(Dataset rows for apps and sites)

------------------------------------------------

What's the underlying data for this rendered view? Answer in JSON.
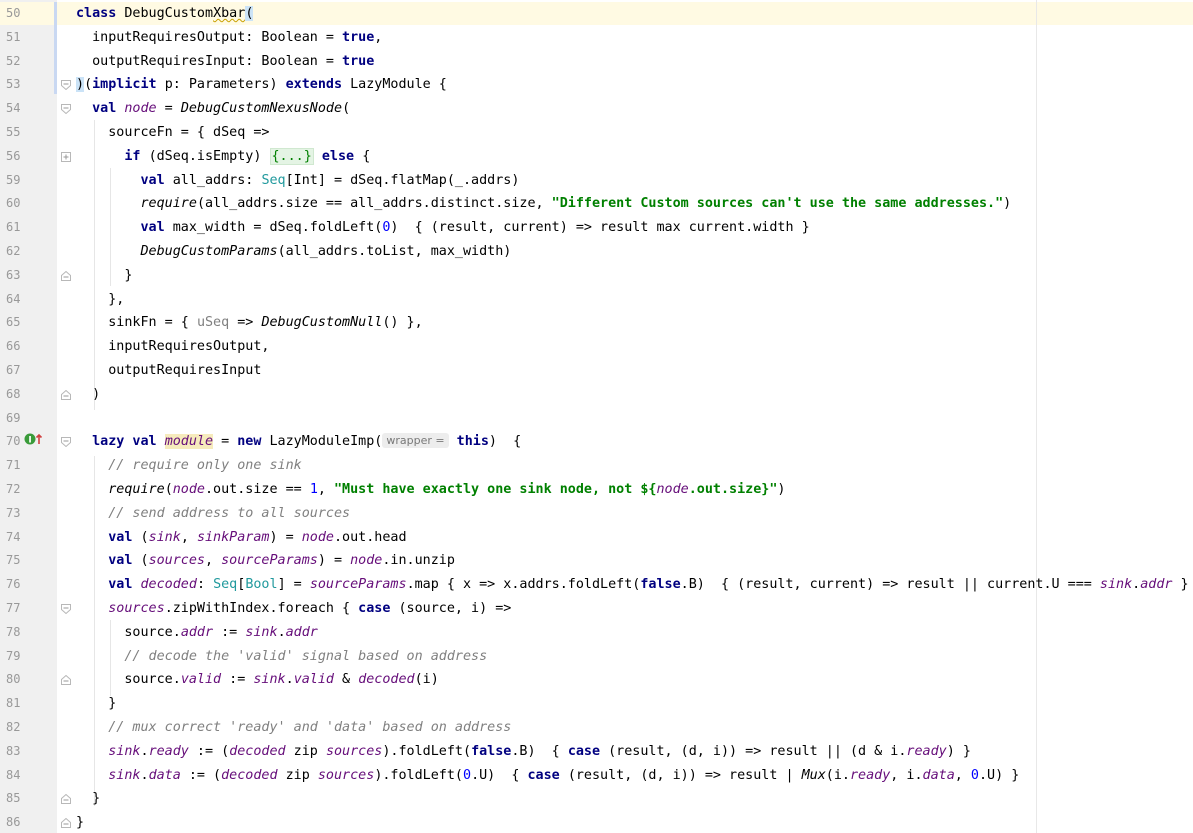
{
  "editor": {
    "language": "Scala",
    "lines": [
      {
        "n": "50",
        "current": true,
        "segs": [
          [
            "class ",
            "kw"
          ],
          [
            "DebugCustom",
            ""
          ],
          [
            "Xbar",
            "squig"
          ],
          [
            "(",
            "bracket-hl"
          ]
        ]
      },
      {
        "n": "51",
        "segs": [
          [
            "  inputRequiresOutput: Boolean = ",
            ""
          ],
          [
            "true",
            "kw"
          ],
          [
            ",",
            ""
          ]
        ]
      },
      {
        "n": "52",
        "segs": [
          [
            "  outputRequiresInput: Boolean = ",
            ""
          ],
          [
            "true",
            "kw"
          ]
        ]
      },
      {
        "n": "53",
        "segs": [
          [
            ")",
            "bracket-hl"
          ],
          [
            "(",
            ""
          ],
          [
            "implicit ",
            "kw"
          ],
          [
            "p: Parameters) ",
            ""
          ],
          [
            "extends ",
            "kw"
          ],
          [
            "LazyModule {",
            ""
          ]
        ]
      },
      {
        "n": "54",
        "segs": [
          [
            "  ",
            ""
          ],
          [
            "val ",
            "kw"
          ],
          [
            "node",
            "fld"
          ],
          [
            " = ",
            ""
          ],
          [
            "DebugCustomNexusNode",
            "it"
          ],
          [
            "(",
            ""
          ]
        ]
      },
      {
        "n": "55",
        "segs": [
          [
            "    sourceFn = { dSeq =>",
            ""
          ]
        ]
      },
      {
        "n": "56",
        "segs": [
          [
            "      ",
            ""
          ],
          [
            "if ",
            "kw"
          ],
          [
            "(dSeq.isEmpty) ",
            ""
          ],
          [
            "{...}",
            "fold"
          ],
          [
            " ",
            ""
          ],
          [
            "else ",
            "kw"
          ],
          [
            "{",
            ""
          ]
        ]
      },
      {
        "n": "59",
        "segs": [
          [
            "        ",
            ""
          ],
          [
            "val ",
            "kw"
          ],
          [
            "all_addrs: ",
            ""
          ],
          [
            "Seq",
            "typ"
          ],
          [
            "[Int] = dSeq.flatMap(_.addrs)",
            ""
          ]
        ]
      },
      {
        "n": "60",
        "segs": [
          [
            "        ",
            ""
          ],
          [
            "require",
            "it"
          ],
          [
            "(all_addrs.size == all_addrs.distinct.size, ",
            ""
          ],
          [
            "\"Different Custom sources can't use the same addresses.\"",
            "str"
          ],
          [
            ")",
            ""
          ]
        ]
      },
      {
        "n": "61",
        "segs": [
          [
            "        ",
            ""
          ],
          [
            "val ",
            "kw"
          ],
          [
            "max_width = dSeq.foldLeft(",
            ""
          ],
          [
            "0",
            "num"
          ],
          [
            ")  { (result, current) => result max current.width }",
            ""
          ]
        ]
      },
      {
        "n": "62",
        "segs": [
          [
            "        ",
            ""
          ],
          [
            "DebugCustomParams",
            "it"
          ],
          [
            "(all_addrs.toList, max_width)",
            ""
          ]
        ]
      },
      {
        "n": "63",
        "segs": [
          [
            "      }",
            ""
          ]
        ]
      },
      {
        "n": "64",
        "segs": [
          [
            "    },",
            ""
          ]
        ]
      },
      {
        "n": "65",
        "segs": [
          [
            "    sinkFn = { ",
            ""
          ],
          [
            "uSeq",
            "unused"
          ],
          [
            " => ",
            ""
          ],
          [
            "DebugCustomNull",
            "it"
          ],
          [
            "() },",
            ""
          ]
        ]
      },
      {
        "n": "66",
        "segs": [
          [
            "    inputRequiresOutput,",
            ""
          ]
        ]
      },
      {
        "n": "67",
        "segs": [
          [
            "    outputRequiresInput",
            ""
          ]
        ]
      },
      {
        "n": "68",
        "segs": [
          [
            "  )",
            ""
          ]
        ]
      },
      {
        "n": "69",
        "segs": []
      },
      {
        "n": "70",
        "segs": [
          [
            "  ",
            ""
          ],
          [
            "lazy val ",
            "kw"
          ],
          [
            "module",
            "sel"
          ],
          [
            " = ",
            ""
          ],
          [
            "new ",
            "kw"
          ],
          [
            "LazyModuleImp(",
            ""
          ],
          [
            "HINT",
            "hint"
          ],
          [
            " ",
            ""
          ],
          [
            "this",
            "kw"
          ],
          [
            ")  {",
            ""
          ]
        ]
      },
      {
        "n": "71",
        "segs": [
          [
            "    ",
            ""
          ],
          [
            "// require only one sink",
            "cmt"
          ]
        ]
      },
      {
        "n": "72",
        "segs": [
          [
            "    ",
            ""
          ],
          [
            "require",
            "it"
          ],
          [
            "(",
            ""
          ],
          [
            "node",
            "fld"
          ],
          [
            ".out.size == ",
            ""
          ],
          [
            "1",
            "num"
          ],
          [
            ", ",
            ""
          ],
          [
            "\"Must have exactly one sink node, not ${",
            "str"
          ],
          [
            "node",
            "fld"
          ],
          [
            ".out.size}\"",
            "str"
          ],
          [
            ")",
            ""
          ]
        ]
      },
      {
        "n": "73",
        "segs": [
          [
            "    ",
            ""
          ],
          [
            "// send address to all sources",
            "cmt"
          ]
        ]
      },
      {
        "n": "74",
        "segs": [
          [
            "    ",
            ""
          ],
          [
            "val ",
            "kw"
          ],
          [
            "(",
            ""
          ],
          [
            "sink",
            "fld"
          ],
          [
            ", ",
            ""
          ],
          [
            "sinkParam",
            "fld"
          ],
          [
            ") = ",
            ""
          ],
          [
            "node",
            "fld"
          ],
          [
            ".out.head",
            ""
          ]
        ]
      },
      {
        "n": "75",
        "segs": [
          [
            "    ",
            ""
          ],
          [
            "val ",
            "kw"
          ],
          [
            "(",
            ""
          ],
          [
            "sources",
            "fld"
          ],
          [
            ", ",
            ""
          ],
          [
            "sourceParams",
            "fld"
          ],
          [
            ") = ",
            ""
          ],
          [
            "node",
            "fld"
          ],
          [
            ".in.unzip",
            ""
          ]
        ]
      },
      {
        "n": "76",
        "segs": [
          [
            "    ",
            ""
          ],
          [
            "val ",
            "kw"
          ],
          [
            "decoded",
            "fld"
          ],
          [
            ": ",
            ""
          ],
          [
            "Seq",
            "typ"
          ],
          [
            "[",
            ""
          ],
          [
            "Bool",
            "typ"
          ],
          [
            "] = ",
            ""
          ],
          [
            "sourceParams",
            "fld"
          ],
          [
            ".map { x => x.addrs.foldLeft(",
            ""
          ],
          [
            "false",
            "kw"
          ],
          [
            ".B)  { (result, current) => result || current.U === ",
            ""
          ],
          [
            "sink",
            "fld"
          ],
          [
            ".",
            ""
          ],
          [
            "addr",
            "fld"
          ],
          [
            " } }",
            ""
          ]
        ]
      },
      {
        "n": "77",
        "segs": [
          [
            "    ",
            ""
          ],
          [
            "sources",
            "fld"
          ],
          [
            ".zipWithIndex.foreach { ",
            ""
          ],
          [
            "case ",
            "kw"
          ],
          [
            "(source, i) =>",
            ""
          ]
        ]
      },
      {
        "n": "78",
        "segs": [
          [
            "      source.",
            ""
          ],
          [
            "addr",
            "fld"
          ],
          [
            " := ",
            ""
          ],
          [
            "sink",
            "fld"
          ],
          [
            ".",
            ""
          ],
          [
            "addr",
            "fld"
          ]
        ]
      },
      {
        "n": "79",
        "segs": [
          [
            "      ",
            ""
          ],
          [
            "// decode the 'valid' signal based on address",
            "cmt"
          ]
        ]
      },
      {
        "n": "80",
        "segs": [
          [
            "      source.",
            ""
          ],
          [
            "valid",
            "fld"
          ],
          [
            " := ",
            ""
          ],
          [
            "sink",
            "fld"
          ],
          [
            ".",
            ""
          ],
          [
            "valid",
            "fld"
          ],
          [
            " & ",
            ""
          ],
          [
            "decoded",
            "fld"
          ],
          [
            "(i)",
            ""
          ]
        ]
      },
      {
        "n": "81",
        "segs": [
          [
            "    }",
            ""
          ]
        ]
      },
      {
        "n": "82",
        "segs": [
          [
            "    ",
            ""
          ],
          [
            "// mux correct 'ready' and 'data' based on address",
            "cmt"
          ]
        ]
      },
      {
        "n": "83",
        "segs": [
          [
            "    ",
            ""
          ],
          [
            "sink",
            "fld"
          ],
          [
            ".",
            ""
          ],
          [
            "ready",
            "fld"
          ],
          [
            " := (",
            ""
          ],
          [
            "decoded",
            "fld"
          ],
          [
            " zip ",
            ""
          ],
          [
            "sources",
            "fld"
          ],
          [
            ").foldLeft(",
            ""
          ],
          [
            "false",
            "kw"
          ],
          [
            ".B)  { ",
            ""
          ],
          [
            "case ",
            "kw"
          ],
          [
            "(result, (d, i)) => result || (d & i.",
            ""
          ],
          [
            "ready",
            "fld"
          ],
          [
            ") }",
            ""
          ]
        ]
      },
      {
        "n": "84",
        "segs": [
          [
            "    ",
            ""
          ],
          [
            "sink",
            "fld"
          ],
          [
            ".",
            ""
          ],
          [
            "data",
            "fld"
          ],
          [
            " := (",
            ""
          ],
          [
            "decoded",
            "fld"
          ],
          [
            " zip ",
            ""
          ],
          [
            "sources",
            "fld"
          ],
          [
            ").foldLeft(",
            ""
          ],
          [
            "0",
            "num"
          ],
          [
            ".U)  { ",
            ""
          ],
          [
            "case ",
            "kw"
          ],
          [
            "(result, (d, i)) => result | ",
            ""
          ],
          [
            "Mux",
            "it"
          ],
          [
            "(i.",
            ""
          ],
          [
            "ready",
            "fld"
          ],
          [
            ", i.",
            ""
          ],
          [
            "data",
            "fld"
          ],
          [
            ", ",
            ""
          ],
          [
            "0",
            "num"
          ],
          [
            ".U) }",
            ""
          ]
        ]
      },
      {
        "n": "85",
        "segs": [
          [
            "  }",
            ""
          ]
        ]
      },
      {
        "n": "86",
        "segs": [
          [
            "}",
            ""
          ]
        ]
      }
    ],
    "param_hint": "wrapper =",
    "gutter_icons": {
      "line70": "implements-method-icon"
    },
    "colors": {
      "keyword": "#000080",
      "string": "#008000",
      "comment": "#808080",
      "field": "#660e7a",
      "number": "#0000ff",
      "type": "#20999d",
      "current_line": "#fffae3",
      "gutter": "#f0f0f0"
    }
  }
}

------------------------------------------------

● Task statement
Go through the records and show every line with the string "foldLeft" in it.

● Your solution
            "max_width = dSeq.foldLeft(",
            ".map { x => x.addrs.foldLeft(",
            ").foldLeft(",
            ").foldLeft(",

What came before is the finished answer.